Edward also learned to perform under pressure through DECA. He joined the program in ninth grade and has since competed annually in primarily marketing events. He particularly enjoys traveling to different places for competitions, when he could focus solely on DECA while spending time with his friends. 

DECA roleplay competitions taught Edward to overcome nervousness before presenting. In roleplays, not only do competitors present for 10 minutes about a scenario, such as a pitch to a potential investor, with only 10 minutes of preparation time, judges also constantly ask questions during the event, which participants must answer almost immediately. This impromptu aspect, along with added pressure of presenting under the spotlight, made the event particularly intimidating. 

“When I first started, [roleplays] terrified me so much,” Edward said. “In my first roleplay I only spoke for two minutes, and it was two minutes of nonsense. You don’t know what to expect, [and] everything catches you off guard.”

Over time, Edward began to grasp the essentials behind DECA roleplays, structuring his presentation one section at a time rather than brainstorming all at once. With practice, he overcame his anxiety and found enjoyment even in the toughest of situations.

“Even though the scenario is different, the structure is pretty much the same, and they start to get really fun,” Edward said. “[When] you [begin to] get excited at your scenario and at the points you can make and the creative things you could say to your judge, it transforms something that’s really scary to something more fun.”

From barely completing his first roleplay to now attaining near-perfect scores in competitions, Edward learned to step out of his comfort zone. Close friend Zihua Wang (12) admires Edward’s work ethic and dedication to his pursuits throughout high school.

“[Edward is] very hardworking,” Zihua said. “He started [DECA] in freshman year, and every year, I see him working really hard with his teammates working on the written plans [for] their stock market game. For piano, I’ve watched a concert of his, and he’s really good. In a lot of these areas, he puts his mind to what he likes, and he really pursues it.”

Through both DECA and piano, Edward learned to cherish the process rather than the outcome. Nowadays, he plays piano for himself. Retiring from piano competitions and all the flashy awards that come with it, Edward discovered a different side of piano he never experienced before, embracing music in pure form. 

“Now, I feel like doing things on my own for piano, just playing it for fun,” Edward said. “It unlocks a different part of piano that’s more the emotional part of music and the [enjoyment] of music, rather than constantly pushing yourself.”

Like playing piano competitively or for pleasure, life contains both serious and lighthearted moments. Edward balances the best of both worlds, knowing when to work hard and when to lay back. He especially values spending time with his friends. Close friend Sathvik Chundru (12) appreciates Edward’s unique sense of humor.

“He has a sarcastic sense of humor,” Sathvik said. “It’s pretty niche, but we find each other really funny. He also has an easy going personality. “[His] combination of being hard working but not being too serious is something that makes him unique.”

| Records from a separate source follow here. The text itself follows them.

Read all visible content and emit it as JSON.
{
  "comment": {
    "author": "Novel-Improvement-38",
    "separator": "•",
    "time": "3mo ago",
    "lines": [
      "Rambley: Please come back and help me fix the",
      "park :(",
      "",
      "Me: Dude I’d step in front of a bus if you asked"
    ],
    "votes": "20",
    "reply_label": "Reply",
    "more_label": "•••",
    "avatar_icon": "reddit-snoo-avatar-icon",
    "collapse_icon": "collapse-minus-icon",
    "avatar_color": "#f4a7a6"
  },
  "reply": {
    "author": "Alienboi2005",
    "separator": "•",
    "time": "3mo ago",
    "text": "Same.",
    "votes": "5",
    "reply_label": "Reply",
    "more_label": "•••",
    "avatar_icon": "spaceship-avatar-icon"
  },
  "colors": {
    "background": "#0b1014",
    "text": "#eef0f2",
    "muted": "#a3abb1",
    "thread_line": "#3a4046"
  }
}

Whether it be playing piano or competing at a DECA conference, Edward carries excitement and dedication to all his activities. Edward strives to enjoy every opportunity, regardless of the prospect of success or failure: once the present passes, there’s no going back.

“[Through] piano and DECA, I learned to appreciate every experience, even if it’s super nervous or stressful,” Edward said. “[Nothing] lasts forever, and you only get to experience these things a few times in your life. You really have to stop worrying about whether you’re going to perform well or whether you’re going to fail. Learn to enjoy every situation and not just appreciate it only after it’s done. You have to appreciate it while you’re in the moment.”

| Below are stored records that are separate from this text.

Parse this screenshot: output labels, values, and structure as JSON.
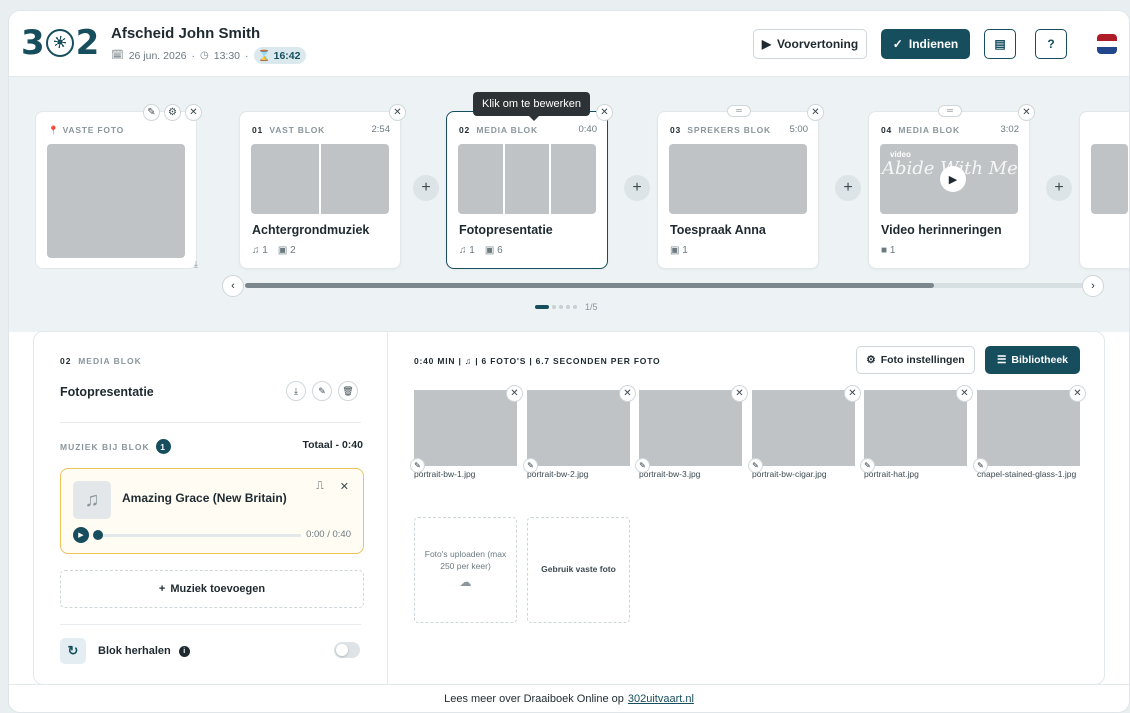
{
  "header": {
    "logo": "302",
    "title": "Afscheid John Smith",
    "date": "26 jun. 2026",
    "time": "13:30",
    "duration": "16:42",
    "preview_label": "Voorvertoning",
    "submit_label": "Indienen",
    "help_label": "?"
  },
  "timeline": {
    "tooltip": "Klik om te bewerken",
    "fixed_photo_label": "VASTE FOTO",
    "pagination": "1/5",
    "cards": [
      {
        "num": "01",
        "type": "VAST BLOK",
        "time": "2:54",
        "title": "Achtergrondmuziek",
        "music": "1",
        "photos": "2"
      },
      {
        "num": "02",
        "type": "MEDIA BLOK",
        "time": "0:40",
        "title": "Fotopresentatie",
        "music": "1",
        "photos": "6"
      },
      {
        "num": "03",
        "type": "SPREKERS BLOK",
        "time": "5:00",
        "title": "Toespraak Anna",
        "photos": "1"
      },
      {
        "num": "04",
        "type": "MEDIA BLOK",
        "time": "3:02",
        "title": "Video herinneringen",
        "videos": "1",
        "video_tag": "video",
        "video_overlay": "Abide With Me"
      }
    ]
  },
  "editor": {
    "num": "02",
    "type": "MEDIA BLOK",
    "title": "Fotopresentatie",
    "music_label": "MUZIEK BIJ BLOK",
    "music_count": "1",
    "music_total": "Totaal - 0:40",
    "track_name": "Amazing Grace (New Britain)",
    "track_time": "0:00 / 0:40",
    "add_music_label": "Muziek toevoegen",
    "repeat_label": "Blok herhalen",
    "summary": "0:40 MIN | ♫ | 6 FOTO'S | 6.7 SECONDEN PER FOTO",
    "photo_settings_label": "Foto instellingen",
    "library_label": "Bibliotheek",
    "photos": [
      "portrait-bw-1.jpg",
      "portrait-bw-2.jpg",
      "portrait-bw-3.jpg",
      "portrait-bw-cigar.jpg",
      "portrait-hat.jpg",
      "chapel-stained-glass-1.jpg"
    ],
    "upload_label": "Foto's uploaden (max 250 per keer)",
    "use_fixed_label": "Gebruik vaste foto"
  },
  "footer": {
    "text": "Lees meer over Draaiboek Online op",
    "link": "302uitvaart.nl"
  },
  "colors": {
    "primary": "#174e5e",
    "accent": "#f0c35a"
  }
}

This story was originally published on Harker Aquila on October 29, 2023.